With their charts and spreadsheets, they explain how some districts spend nearly three times as much per pupil as others; how adjoining districts can have wildly different tax burdens; and how some poorer districts tax themselves to the hilt but can raise only modest amounts for schools. In richer districts, where property values go up steadily, tax rates can remain low while still raising huge sums for education.
“The vast majority of districts are getting the short end of the stick because the system benefits very few districts financially,” said Justin DiBerardinis, who organizes for Good Schools in southeastern Pennsylvania. “But Pennsylvanians for the most part aren’t aware that there is a better way to do this.”
Donna Cooper, who formerly led Good Schools and is now Gov. Rendell’s chief policy director, has seen the issue from both sides. She said school funding is difficult to organize around because the hoped-for results – better schools – aren’t as tangible as the fruits of some other government spending.
“You can see if a hospital was built or not, a road was built, a bridge,” she said. “You ask for better schools, and you have no clear measure of cause and effect. The result is not guaranteed.”
But some local groups are beginning to organize successfully around the funding issue. A coalition of business and other groups in the Lehigh Valley called Education 2010! sponsored a costing-out study for Allentown in 2005, and it determined that the district would need $50 million more a year to provide a quality education to all the students. Through this business leadership coalition, various organizations, including some in surrounding suburban districts, are lobbying for change.
In Philadelphia, parent and advocacy groups successfully petitioned City Council to pass a bill sponsored by Councilman W. Wilson Goode Jr. that will increase the School District’s local revenue by $18 million more a year by raising its share of the property tax. That additional revenue helped leverage more state funds because it addressed perennial complaints in Harrisburg that Philadelphia doesn’t contribute enough of its own money to education.
“I’ll be honest: when that was first put up, I thought it was going to be difficult to get it passed,” said School Reform Commission member Martin Bednarek.
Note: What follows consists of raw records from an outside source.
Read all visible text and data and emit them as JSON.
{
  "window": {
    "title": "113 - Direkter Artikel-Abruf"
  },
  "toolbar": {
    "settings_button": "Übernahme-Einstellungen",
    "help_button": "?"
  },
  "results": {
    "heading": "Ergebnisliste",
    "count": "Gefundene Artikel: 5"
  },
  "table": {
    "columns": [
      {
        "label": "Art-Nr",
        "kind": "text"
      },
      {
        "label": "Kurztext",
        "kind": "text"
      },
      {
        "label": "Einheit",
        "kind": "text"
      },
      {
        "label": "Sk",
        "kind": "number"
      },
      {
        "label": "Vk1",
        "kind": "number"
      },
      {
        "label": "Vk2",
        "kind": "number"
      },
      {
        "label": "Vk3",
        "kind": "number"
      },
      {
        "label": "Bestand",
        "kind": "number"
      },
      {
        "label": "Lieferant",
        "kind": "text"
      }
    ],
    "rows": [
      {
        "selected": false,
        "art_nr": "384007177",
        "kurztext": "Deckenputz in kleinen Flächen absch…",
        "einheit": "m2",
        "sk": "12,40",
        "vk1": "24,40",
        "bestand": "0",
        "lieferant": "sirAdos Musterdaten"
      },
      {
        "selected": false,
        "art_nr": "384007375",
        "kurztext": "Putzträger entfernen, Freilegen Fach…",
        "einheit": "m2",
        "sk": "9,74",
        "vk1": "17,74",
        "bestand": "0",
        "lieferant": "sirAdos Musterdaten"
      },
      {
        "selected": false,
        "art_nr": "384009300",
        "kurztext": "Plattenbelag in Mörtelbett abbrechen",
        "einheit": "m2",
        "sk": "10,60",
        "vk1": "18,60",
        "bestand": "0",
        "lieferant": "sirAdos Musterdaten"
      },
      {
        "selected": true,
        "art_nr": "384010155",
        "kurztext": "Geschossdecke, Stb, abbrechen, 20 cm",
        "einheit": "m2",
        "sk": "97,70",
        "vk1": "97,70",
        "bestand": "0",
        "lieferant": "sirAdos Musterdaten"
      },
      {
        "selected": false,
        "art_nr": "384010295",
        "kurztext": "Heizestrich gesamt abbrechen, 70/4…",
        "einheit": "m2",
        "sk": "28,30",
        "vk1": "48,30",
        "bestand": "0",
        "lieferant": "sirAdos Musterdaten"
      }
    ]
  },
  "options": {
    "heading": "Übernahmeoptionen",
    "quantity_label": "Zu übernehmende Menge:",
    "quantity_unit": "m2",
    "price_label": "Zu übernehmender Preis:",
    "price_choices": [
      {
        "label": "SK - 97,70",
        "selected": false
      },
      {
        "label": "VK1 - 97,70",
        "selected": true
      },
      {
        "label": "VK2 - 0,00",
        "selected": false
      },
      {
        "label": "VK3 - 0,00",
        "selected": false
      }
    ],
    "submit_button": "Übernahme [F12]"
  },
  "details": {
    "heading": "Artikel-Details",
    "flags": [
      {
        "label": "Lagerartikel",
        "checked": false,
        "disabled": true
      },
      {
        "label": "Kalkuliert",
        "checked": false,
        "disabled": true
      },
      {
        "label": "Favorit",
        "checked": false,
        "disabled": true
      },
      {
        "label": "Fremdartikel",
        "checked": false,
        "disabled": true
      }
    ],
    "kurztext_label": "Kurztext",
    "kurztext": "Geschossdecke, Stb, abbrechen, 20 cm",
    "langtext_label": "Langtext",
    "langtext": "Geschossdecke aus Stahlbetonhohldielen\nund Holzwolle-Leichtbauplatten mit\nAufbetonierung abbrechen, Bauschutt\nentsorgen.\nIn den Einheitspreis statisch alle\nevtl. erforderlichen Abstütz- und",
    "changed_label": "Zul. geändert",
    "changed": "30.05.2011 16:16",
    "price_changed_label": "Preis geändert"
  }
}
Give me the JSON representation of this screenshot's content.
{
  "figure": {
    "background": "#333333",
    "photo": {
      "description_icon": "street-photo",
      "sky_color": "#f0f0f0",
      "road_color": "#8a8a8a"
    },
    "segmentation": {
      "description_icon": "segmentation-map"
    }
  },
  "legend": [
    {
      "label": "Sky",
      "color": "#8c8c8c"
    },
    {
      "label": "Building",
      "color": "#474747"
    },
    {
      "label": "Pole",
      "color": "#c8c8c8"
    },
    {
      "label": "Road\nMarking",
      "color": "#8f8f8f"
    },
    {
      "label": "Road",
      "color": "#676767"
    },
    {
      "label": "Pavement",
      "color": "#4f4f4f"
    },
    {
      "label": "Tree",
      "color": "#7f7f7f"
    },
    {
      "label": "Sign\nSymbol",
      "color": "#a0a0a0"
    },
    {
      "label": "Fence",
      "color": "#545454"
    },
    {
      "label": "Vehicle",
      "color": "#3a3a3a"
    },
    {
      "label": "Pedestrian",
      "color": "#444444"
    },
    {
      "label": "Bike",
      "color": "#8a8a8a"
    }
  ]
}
Bednarek said the parent groups’ outreach to individual members and constant presence at Council meetings “had a huge role in that. You could see by the way Council voted, [the parents] were heard.”